Egyptian President Reinforces Friendship with Russia
// With his son and presumed heir
Negotiations will take place in the Kremlin today between Presidents of Russia and Egypt Vladimir Putin and Hosni Mubarak. The meeting could bring numerous results. The two countries are united in their annoyance with the hegemonic role the United States plays in world politics. Moscow would like to restore at least a fraction of its former glory and Cairo thinks that Russia's return to prominence would make it the center of the superpowers' rivalry again.
Military technical cooperation forms the basis of Russian-Egyptian economic relations today. The Egyptian Army is still armed with Soviet weapons, and those need modernization. Last year, Moscow concluded several contracts with Cairo to provide Tor-M1, Buk-M1-2 Kvadrat and Silka antiaircraft missile complexes and 600 portable Igla missile systems.
Moscow is aware of Cairo's plans to refit the Egyptian Air Force for $300 million. Egypt has apparently decided to purchase Chinese Super-1 fighter jets, but Moscow intends to outdo the Chinese and convince the Egyptians to buy the more expensive but militarily superior MiG-29 by making a trade-in deal on the Soviet MiG-21 planes that Egypt plans to retire by 2010.
Russia's plans do not end there. Gazprom is counting on entering the Egyptian natural gas production sector. Local gas reserves in Egypt are estimated at 1.76 trillion cubic meters and their development offer great promise, especially if the Egypt-Jordan gas pipeline is extended to Syria and Lebanon. Finally, Mubarak announced the revival of the Egyptian atomic program, which had been on mothballs since the Chernobyl catastrophe. The Egyptian government has already made it clear that it is hoping for assistance from Russia.
One factor driving Moscow and Cairo closer is nostalgia for old times. There is an opinion circulating in the Kremlin that the Russian Federation's path to full-fledged world-power status runs through the Middle East. If Russia gains authority and influence in that turbulent and oil-rich region, it will once again be able to speak to the United States on equal terms, the theory goes. Since Egypt is the leading country of the Arab world, close political and economic ties with Cairo are a primary goal for Moscow. That is all the more so since the collapse of Soviet-Egyptian relations 30 years ago led to Moscow's exclusion from the Middle East and its regional politics.
Cairo wants to return to those bygone days as much as Russia wants to be called a superpower again. The Egyptians' logic is simple. During the Cold War, its maneuvering between the U.S. and USSR brought it huge quantities of weapons, industrial goods and other forms of aid, including cash. In the unipolar world, such beneficence is unimaginable. Washington, which took Cairo under its wing in 1979, pays Egypt about $1 billion per year. That is not enough for Cairo, but the U.S. is mentioning the possibility of cutting that sum more and more often.

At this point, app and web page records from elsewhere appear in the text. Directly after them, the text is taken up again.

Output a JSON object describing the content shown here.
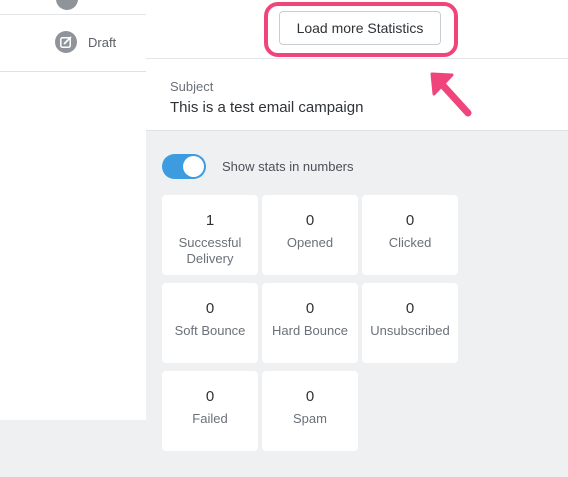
{
  "list": {
    "status_label": "Draft",
    "status_icon": "edit-icon"
  },
  "detail": {
    "load_more_label": "Load more Statistics",
    "highlight_color": "#f0457a",
    "subject_label": "Subject",
    "subject_value": "This is a test email campaign",
    "toggle": {
      "label": "Show stats in numbers",
      "on": true,
      "color": "#3d9be0"
    },
    "stats": [
      {
        "value": "1",
        "label": "Successful Delivery"
      },
      {
        "value": "0",
        "label": "Opened"
      },
      {
        "value": "0",
        "label": "Clicked"
      },
      {
        "value": "0",
        "label": "Soft Bounce"
      },
      {
        "value": "0",
        "label": "Hard Bounce"
      },
      {
        "value": "0",
        "label": "Unsubscribed"
      },
      {
        "value": "0",
        "label": "Failed"
      },
      {
        "value": "0",
        "label": "Spam"
      }
    ]
  }
}
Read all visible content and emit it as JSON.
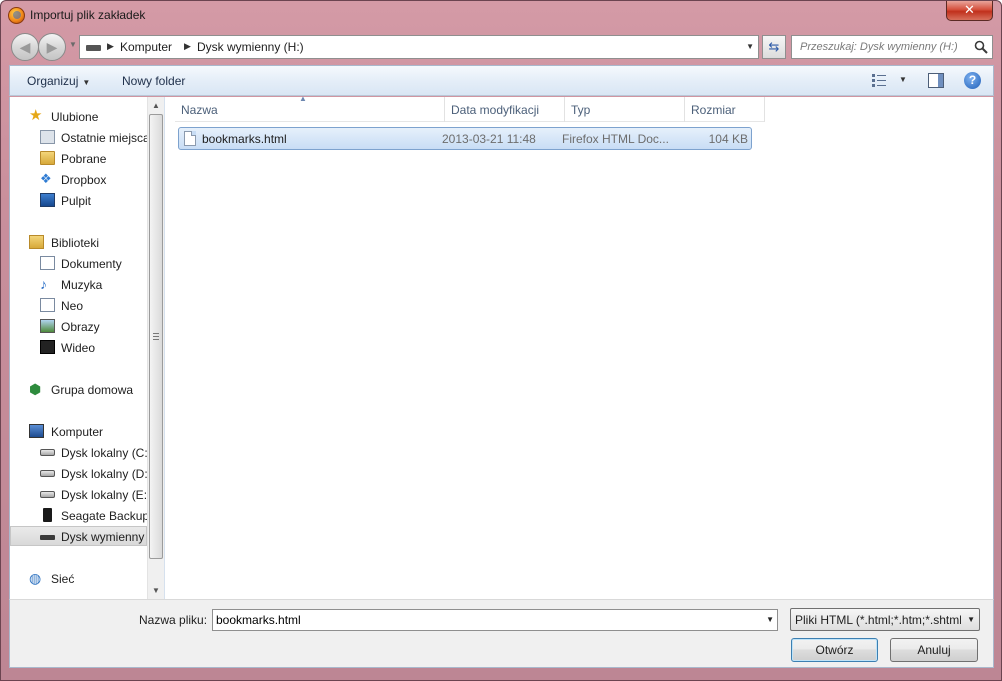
{
  "window": {
    "title": "Importuj plik zakładek"
  },
  "address": {
    "crumbs": [
      "Komputer",
      "Dysk wymienny (H:)"
    ]
  },
  "search": {
    "placeholder": "Przeszukaj: Dysk wymienny (H:)"
  },
  "toolbar": {
    "organize": "Organizuj",
    "new_folder": "Nowy folder"
  },
  "nav": {
    "favorites": "Ulubione",
    "recent": "Ostatnie miejsca",
    "downloads": "Pobrane",
    "dropbox": "Dropbox",
    "desktop": "Pulpit",
    "libraries": "Biblioteki",
    "documents": "Dokumenty",
    "music": "Muzyka",
    "neo": "Neo",
    "pictures": "Obrazy",
    "videos": "Wideo",
    "homegroup": "Grupa domowa",
    "computer": "Komputer",
    "drive_c": "Dysk lokalny (C:)",
    "drive_d": "Dysk lokalny (D:)",
    "drive_e": "Dysk lokalny (E:)",
    "seagate": "Seagate Backup",
    "removable": "Dysk wymienny",
    "network": "Sieć"
  },
  "columns": {
    "name": "Nazwa",
    "date": "Data modyfikacji",
    "type": "Typ",
    "size": "Rozmiar"
  },
  "files": [
    {
      "name": "bookmarks.html",
      "date": "2013-03-21 11:48",
      "type": "Firefox HTML Doc...",
      "size": "104 KB"
    }
  ],
  "bottom": {
    "filename_label": "Nazwa pliku:",
    "filename_value": "bookmarks.html",
    "filter": "Pliki HTML (*.html;*.htm;*.shtml",
    "open": "Otwórz",
    "cancel": "Anuluj"
  }
}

Mubarak seems to be counting on Putin personally in the pursuit of his goals. The 78-year-old Egyptian leader called on Putin to remain in office for a third term before leaving for Moscow. “He knows conditions in Russia and the world well. He understands everything. Let him stay,” Mubarak beseeched. Mubarak has led his country since 1981 and will leave office in 2011. He is already grooming his 43-year-old son Gamal as his successor. Gamal Mubarak has already succeeded his father as head of the ruling National Democratic Party. Now he must be introduced on the world stage. Moscow may provide an opportunity for a test run of the future Egyptian president's PR campaign. Kommersant has obtained information that Hosni Mubarak may ask that his son be received at the Kremlin as the head of a National Democratic Party delegation. The Russian president is unlikely to refuse that request. China is also seeking the status of second world power, and Beijing is Mubarak's next stop after Moscow.